[EXERCISE OBJECTIVE]
Return all lines of the data in which the string "this" occurs.

[THE DATA]
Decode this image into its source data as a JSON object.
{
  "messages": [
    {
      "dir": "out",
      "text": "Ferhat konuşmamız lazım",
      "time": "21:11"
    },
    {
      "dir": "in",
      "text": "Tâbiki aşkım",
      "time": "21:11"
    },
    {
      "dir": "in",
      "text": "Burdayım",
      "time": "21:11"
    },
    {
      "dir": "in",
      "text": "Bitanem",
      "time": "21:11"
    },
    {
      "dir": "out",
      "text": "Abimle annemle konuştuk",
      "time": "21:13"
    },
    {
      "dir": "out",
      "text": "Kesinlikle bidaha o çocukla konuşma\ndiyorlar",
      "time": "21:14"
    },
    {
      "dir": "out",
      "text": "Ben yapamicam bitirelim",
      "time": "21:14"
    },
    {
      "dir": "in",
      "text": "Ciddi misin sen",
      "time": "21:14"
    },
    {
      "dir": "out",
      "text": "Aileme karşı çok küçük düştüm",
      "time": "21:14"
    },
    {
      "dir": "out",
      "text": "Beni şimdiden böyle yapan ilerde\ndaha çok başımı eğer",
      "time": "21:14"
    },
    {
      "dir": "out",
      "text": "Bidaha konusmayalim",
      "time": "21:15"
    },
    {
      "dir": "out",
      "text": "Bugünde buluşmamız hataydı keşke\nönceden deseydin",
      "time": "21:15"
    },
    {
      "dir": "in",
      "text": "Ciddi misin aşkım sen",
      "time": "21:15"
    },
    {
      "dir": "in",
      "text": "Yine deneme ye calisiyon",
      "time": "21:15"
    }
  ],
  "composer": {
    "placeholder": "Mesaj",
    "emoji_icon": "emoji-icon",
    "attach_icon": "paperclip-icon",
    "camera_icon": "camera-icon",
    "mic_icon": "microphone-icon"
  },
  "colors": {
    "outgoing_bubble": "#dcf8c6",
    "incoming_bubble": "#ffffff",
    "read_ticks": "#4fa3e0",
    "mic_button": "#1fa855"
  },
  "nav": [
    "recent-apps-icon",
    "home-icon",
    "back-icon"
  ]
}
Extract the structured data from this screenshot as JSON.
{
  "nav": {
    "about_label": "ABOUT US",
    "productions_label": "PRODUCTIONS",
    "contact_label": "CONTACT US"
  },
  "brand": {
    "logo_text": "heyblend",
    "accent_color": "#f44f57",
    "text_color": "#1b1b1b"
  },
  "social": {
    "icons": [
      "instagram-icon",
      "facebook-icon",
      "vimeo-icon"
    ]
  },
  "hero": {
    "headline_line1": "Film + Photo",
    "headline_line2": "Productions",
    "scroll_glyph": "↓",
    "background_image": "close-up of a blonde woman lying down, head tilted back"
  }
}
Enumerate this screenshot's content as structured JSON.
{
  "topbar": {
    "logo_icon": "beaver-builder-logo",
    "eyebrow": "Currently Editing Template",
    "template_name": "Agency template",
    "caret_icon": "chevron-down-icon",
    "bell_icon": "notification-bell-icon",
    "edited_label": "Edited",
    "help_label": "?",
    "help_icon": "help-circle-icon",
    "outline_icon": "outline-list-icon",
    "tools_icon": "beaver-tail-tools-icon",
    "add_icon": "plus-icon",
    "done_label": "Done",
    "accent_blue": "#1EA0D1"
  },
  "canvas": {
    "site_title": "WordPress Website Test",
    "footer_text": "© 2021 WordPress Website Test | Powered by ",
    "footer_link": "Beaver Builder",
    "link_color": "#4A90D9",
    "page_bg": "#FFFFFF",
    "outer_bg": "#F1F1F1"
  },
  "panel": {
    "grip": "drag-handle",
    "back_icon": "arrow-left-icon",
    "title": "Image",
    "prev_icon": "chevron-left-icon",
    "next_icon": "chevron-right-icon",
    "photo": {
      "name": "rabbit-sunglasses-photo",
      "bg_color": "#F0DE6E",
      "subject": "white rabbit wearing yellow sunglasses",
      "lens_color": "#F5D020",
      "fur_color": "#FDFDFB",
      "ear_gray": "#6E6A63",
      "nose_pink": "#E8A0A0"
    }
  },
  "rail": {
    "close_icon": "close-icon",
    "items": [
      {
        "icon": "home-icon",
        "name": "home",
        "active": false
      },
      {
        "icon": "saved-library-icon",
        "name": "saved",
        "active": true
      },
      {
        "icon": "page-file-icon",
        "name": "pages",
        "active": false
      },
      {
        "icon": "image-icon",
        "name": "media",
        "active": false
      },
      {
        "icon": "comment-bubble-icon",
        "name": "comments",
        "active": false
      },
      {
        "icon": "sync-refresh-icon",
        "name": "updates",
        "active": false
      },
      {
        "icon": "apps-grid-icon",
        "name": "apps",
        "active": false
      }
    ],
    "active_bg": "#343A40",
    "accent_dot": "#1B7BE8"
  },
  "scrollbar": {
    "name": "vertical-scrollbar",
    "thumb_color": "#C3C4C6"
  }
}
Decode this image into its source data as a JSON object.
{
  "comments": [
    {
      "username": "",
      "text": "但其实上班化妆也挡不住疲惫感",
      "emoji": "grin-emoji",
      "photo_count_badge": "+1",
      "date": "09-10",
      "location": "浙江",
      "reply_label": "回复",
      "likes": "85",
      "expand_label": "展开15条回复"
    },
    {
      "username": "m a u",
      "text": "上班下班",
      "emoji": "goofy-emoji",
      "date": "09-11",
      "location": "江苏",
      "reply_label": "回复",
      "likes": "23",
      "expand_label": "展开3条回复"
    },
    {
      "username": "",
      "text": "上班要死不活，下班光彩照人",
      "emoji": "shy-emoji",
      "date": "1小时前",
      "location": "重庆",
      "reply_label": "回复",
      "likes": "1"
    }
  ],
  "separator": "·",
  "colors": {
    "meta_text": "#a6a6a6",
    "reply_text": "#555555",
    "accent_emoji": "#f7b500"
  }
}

[WRITTEN ANSWER]
Decode this image into its source data as a JSON object.
Extract the structured data from this screenshot as JSON.
Enumerate this screenshot's content as structured JSON.
Decode this image into its source data as a JSON object.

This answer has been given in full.